The response must restate the data exactly, with nothing left out.

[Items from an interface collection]
↓↓↓

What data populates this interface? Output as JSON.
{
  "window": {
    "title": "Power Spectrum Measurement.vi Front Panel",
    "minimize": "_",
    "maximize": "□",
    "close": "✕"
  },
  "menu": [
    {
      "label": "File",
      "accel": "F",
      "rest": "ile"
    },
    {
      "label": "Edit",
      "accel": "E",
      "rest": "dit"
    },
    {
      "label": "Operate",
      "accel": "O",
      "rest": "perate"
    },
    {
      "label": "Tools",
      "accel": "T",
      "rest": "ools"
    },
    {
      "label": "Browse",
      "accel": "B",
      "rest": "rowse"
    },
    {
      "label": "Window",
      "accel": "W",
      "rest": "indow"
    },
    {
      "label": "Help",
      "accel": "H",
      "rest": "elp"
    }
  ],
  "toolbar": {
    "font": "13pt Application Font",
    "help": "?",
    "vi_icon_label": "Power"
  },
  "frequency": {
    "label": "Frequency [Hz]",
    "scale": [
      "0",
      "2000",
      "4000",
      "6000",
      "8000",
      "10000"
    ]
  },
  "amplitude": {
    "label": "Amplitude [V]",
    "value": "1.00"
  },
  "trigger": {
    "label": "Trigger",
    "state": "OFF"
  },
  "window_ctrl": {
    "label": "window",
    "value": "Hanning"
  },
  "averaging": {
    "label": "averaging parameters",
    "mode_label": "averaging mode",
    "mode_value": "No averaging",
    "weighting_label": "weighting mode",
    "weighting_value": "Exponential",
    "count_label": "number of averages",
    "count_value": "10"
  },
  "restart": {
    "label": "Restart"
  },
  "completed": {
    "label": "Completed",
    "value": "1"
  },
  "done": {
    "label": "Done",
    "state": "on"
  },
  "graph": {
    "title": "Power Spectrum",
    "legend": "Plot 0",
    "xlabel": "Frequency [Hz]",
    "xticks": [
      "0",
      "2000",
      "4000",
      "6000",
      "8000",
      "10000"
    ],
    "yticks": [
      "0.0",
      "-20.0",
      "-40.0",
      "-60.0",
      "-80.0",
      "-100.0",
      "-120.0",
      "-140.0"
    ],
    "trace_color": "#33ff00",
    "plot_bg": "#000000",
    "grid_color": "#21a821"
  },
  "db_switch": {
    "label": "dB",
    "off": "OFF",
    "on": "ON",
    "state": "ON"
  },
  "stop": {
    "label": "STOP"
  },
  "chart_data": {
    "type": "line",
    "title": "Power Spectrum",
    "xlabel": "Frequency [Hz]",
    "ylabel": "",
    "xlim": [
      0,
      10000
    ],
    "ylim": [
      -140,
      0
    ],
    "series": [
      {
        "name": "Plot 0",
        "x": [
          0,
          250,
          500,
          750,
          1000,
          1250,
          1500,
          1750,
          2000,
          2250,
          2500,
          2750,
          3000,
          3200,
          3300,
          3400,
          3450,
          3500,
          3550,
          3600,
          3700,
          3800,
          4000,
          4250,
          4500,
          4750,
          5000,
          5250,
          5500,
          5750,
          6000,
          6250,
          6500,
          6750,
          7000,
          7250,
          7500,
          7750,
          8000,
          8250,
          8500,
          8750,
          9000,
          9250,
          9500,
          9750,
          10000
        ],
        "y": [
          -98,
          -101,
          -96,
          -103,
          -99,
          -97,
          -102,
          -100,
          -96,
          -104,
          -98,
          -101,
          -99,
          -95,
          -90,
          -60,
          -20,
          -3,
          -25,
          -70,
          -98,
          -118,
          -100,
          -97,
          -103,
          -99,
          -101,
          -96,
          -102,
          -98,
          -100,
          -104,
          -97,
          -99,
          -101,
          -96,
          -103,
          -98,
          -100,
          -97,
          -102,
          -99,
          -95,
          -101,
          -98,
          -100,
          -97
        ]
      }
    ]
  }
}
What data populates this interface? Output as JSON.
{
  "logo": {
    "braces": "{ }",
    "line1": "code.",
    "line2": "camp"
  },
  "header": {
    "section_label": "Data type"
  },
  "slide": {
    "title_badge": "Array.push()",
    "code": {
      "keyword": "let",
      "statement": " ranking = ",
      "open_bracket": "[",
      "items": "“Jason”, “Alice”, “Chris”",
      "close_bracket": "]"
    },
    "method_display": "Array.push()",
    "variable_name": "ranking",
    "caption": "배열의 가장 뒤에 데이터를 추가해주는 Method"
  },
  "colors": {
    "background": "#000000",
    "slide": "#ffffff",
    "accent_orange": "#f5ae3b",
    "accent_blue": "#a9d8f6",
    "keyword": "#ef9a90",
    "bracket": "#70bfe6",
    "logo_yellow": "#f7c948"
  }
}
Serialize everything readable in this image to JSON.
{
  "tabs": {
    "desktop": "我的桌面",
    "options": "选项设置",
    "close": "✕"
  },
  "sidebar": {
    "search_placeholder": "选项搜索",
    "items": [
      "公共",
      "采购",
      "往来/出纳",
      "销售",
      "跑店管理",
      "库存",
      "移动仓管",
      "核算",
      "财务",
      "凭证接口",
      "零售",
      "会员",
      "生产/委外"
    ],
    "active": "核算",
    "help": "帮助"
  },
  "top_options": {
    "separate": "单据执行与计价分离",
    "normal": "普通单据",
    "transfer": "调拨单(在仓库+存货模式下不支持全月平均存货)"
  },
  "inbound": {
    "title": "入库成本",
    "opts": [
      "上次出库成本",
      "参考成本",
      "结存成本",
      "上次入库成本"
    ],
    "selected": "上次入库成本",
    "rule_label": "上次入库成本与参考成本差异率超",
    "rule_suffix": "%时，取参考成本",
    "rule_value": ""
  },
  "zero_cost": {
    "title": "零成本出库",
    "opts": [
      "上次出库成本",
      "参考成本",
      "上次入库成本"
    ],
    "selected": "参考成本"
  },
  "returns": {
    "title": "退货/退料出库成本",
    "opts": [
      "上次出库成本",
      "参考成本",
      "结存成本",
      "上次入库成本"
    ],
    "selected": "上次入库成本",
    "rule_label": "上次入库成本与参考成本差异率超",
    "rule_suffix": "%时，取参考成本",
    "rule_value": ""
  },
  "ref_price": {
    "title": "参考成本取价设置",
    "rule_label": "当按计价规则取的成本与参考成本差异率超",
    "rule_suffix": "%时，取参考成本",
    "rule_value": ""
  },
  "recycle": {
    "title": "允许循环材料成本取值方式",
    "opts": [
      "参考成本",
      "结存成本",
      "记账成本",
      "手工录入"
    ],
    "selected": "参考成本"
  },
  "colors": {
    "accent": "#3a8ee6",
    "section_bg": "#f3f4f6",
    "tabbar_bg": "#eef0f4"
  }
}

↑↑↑

### Reply to the task
What data populates this interface? Output as JSON.
{
  "window": {
    "title": "Power Spectrum Measurement.vi Front Panel",
    "minimize": "_",
    "maximize": "□",
    "close": "✕"
  },
  "menu": [
    {
      "label": "File",
      "accel": "F",
      "rest": "ile"
    },
    {
      "label": "Edit",
      "accel": "E",
      "rest": "dit"
    },
    {
      "label": "Operate",
      "accel": "O",
      "rest": "perate"
    },
    {
      "label": "Tools",
      "accel": "T",
      "rest": "ools"
    },
    {
      "label": "Browse",
      "accel": "B",
      "rest": "rowse"
    },
    {
      "label": "Window",
      "accel": "W",
      "rest": "indow"
    },
    {
      "label": "Help",
      "accel": "H",
      "rest": "elp"
    }
  ],
  "toolbar": {
    "font": "13pt Application Font",
    "help": "?",
    "vi_icon_label": "Power"
  },
  "frequency": {
    "label": "Frequency [Hz]",
    "scale": [
      "0",
      "2000",
      "4000",
      "6000",
      "8000",
      "10000"
    ]
  },
  "amplitude": {
    "label": "Amplitude [V]",
    "value": "1.00"
  },
  "trigger": {
    "label": "Trigger",
    "state": "OFF"
  },
  "window_ctrl": {
    "label": "window",
    "value": "Hanning"
  },
  "averaging": {
    "label": "averaging parameters",
    "mode_label": "averaging mode",
    "mode_value": "No averaging",
    "weighting_label": "weighting mode",
    "weighting_value": "Exponential",
    "count_label": "number of averages",
    "count_value": "10"
  },
  "restart": {
    "label": "Restart"
  },
  "completed": {
    "label": "Completed",
    "value": "1"
  },
  "done": {
    "label": "Done",
    "state": "on"
  },
  "graph": {
    "title": "Power Spectrum",
    "legend": "Plot 0",
    "xlabel": "Frequency [Hz]",
    "xticks": [
      "0",
      "2000",
      "4000",
      "6000",
      "8000",
      "10000"
    ],
    "yticks": [
      "0.0",
      "-20.0",
      "-40.0",
      "-60.0",
      "-80.0",
      "-100.0",
      "-120.0",
      "-140.0"
    ],
    "trace_color": "#33ff00",
    "plot_bg": "#000000",
    "grid_color": "#21a821"
  },
  "db_switch": {
    "label": "dB",
    "off": "OFF",
    "on": "ON",
    "state": "ON"
  },
  "stop": {
    "label": "STOP"
  },
  "chart_data": {
    "type": "line",
    "title": "Power Spectrum",
    "xlabel": "Frequency [Hz]",
    "ylabel": "",
    "xlim": [
      0,
      10000
    ],
    "ylim": [
      -140,
      0
    ],
    "series": [
      {
        "name": "Plot 0",
        "x": [
          0,
          250,
          500,
          750,
          1000,
          1250,
          1500,
          1750,
          2000,
          2250,
          2500,
          2750,
          3000,
          3200,
          3300,
          3400,
          3450,
          3500,
          3550,
          3600,
          3700,
          3800,
          4000,
          4250,
          4500,
          4750,
          5000,
          5250,
          5500,
          5750,
          6000,
          6250,
          6500,
          6750,
          7000,
          7250,
          7500,
          7750,
          8000,
          8250,
          8500,
          8750,
          9000,
          9250,
          9500,
          9750,
          10000
        ],
        "y": [
          -98,
          -101,
          -96,
          -103,
          -99,
          -97,
          -102,
          -100,
          -96,
          -104,
          -98,
          -101,
          -99,
          -95,
          -90,
          -60,
          -20,
          -3,
          -25,
          -70,
          -98,
          -118,
          -100,
          -97,
          -103,
          -99,
          -101,
          -96,
          -102,
          -98,
          -100,
          -104,
          -97,
          -99,
          -101,
          -96,
          -103,
          -98,
          -100,
          -97,
          -102,
          -99,
          -95,
          -101,
          -98,
          -100,
          -97
        ]
      }
    ]
  }
}
What data populates this interface? Output as JSON.
{
  "logo": {
    "braces": "{ }",
    "line1": "code.",
    "line2": "camp"
  },
  "header": {
    "section_label": "Data type"
  },
  "slide": {
    "title_badge": "Array.push()",
    "code": {
      "keyword": "let",
      "statement": " ranking = ",
      "open_bracket": "[",
      "items": "“Jason”, “Alice”, “Chris”",
      "close_bracket": "]"
    },
    "method_display": "Array.push()",
    "variable_name": "ranking",
    "caption": "배열의 가장 뒤에 데이터를 추가해주는 Method"
  },
  "colors": {
    "background": "#000000",
    "slide": "#ffffff",
    "accent_orange": "#f5ae3b",
    "accent_blue": "#a9d8f6",
    "keyword": "#ef9a90",
    "bracket": "#70bfe6",
    "logo_yellow": "#f7c948"
  }
}
Serialize everything readable in this image to JSON.
{
  "tabs": {
    "desktop": "我的桌面",
    "options": "选项设置",
    "close": "✕"
  },
  "sidebar": {
    "search_placeholder": "选项搜索",
    "items": [
      "公共",
      "采购",
      "往来/出纳",
      "销售",
      "跑店管理",
      "库存",
      "移动仓管",
      "核算",
      "财务",
      "凭证接口",
      "零售",
      "会员",
      "生产/委外"
    ],
    "active": "核算",
    "help": "帮助"
  },
  "top_options": {
    "separate": "单据执行与计价分离",
    "normal": "普通单据",
    "transfer": "调拨单(在仓库+存货模式下不支持全月平均存货)"
  },
  "inbound": {
    "title": "入库成本",
    "opts": [
      "上次出库成本",
      "参考成本",
      "结存成本",
      "上次入库成本"
    ],
    "selected": "上次入库成本",
    "rule_label": "上次入库成本与参考成本差异率超",
    "rule_suffix": "%时，取参考成本",
    "rule_value": ""
  },
  "zero_cost": {
    "title": "零成本出库",
    "opts": [
      "上次出库成本",
      "参考成本",
      "上次入库成本"
    ],
    "selected": "参考成本"
  },
  "returns": {
    "title": "退货/退料出库成本",
    "opts": [
      "上次出库成本",
      "参考成本",
      "结存成本",
      "上次入库成本"
    ],
    "selected": "上次入库成本",
    "rule_label": "上次入库成本与参考成本差异率超",
    "rule_suffix": "%时，取参考成本",
    "rule_value": ""
  },
  "ref_price": {
    "title": "参考成本取价设置",
    "rule_label": "当按计价规则取的成本与参考成本差异率超",
    "rule_suffix": "%时，取参考成本",
    "rule_value": ""
  },
  "recycle": {
    "title": "允许循环材料成本取值方式",
    "opts": [
      "参考成本",
      "结存成本",
      "记账成本",
      "手工录入"
    ],
    "selected": "参考成本"
  },
  "colors": {
    "accent": "#3a8ee6",
    "section_bg": "#f3f4f6",
    "tabbar_bg": "#eef0f4"
  }
}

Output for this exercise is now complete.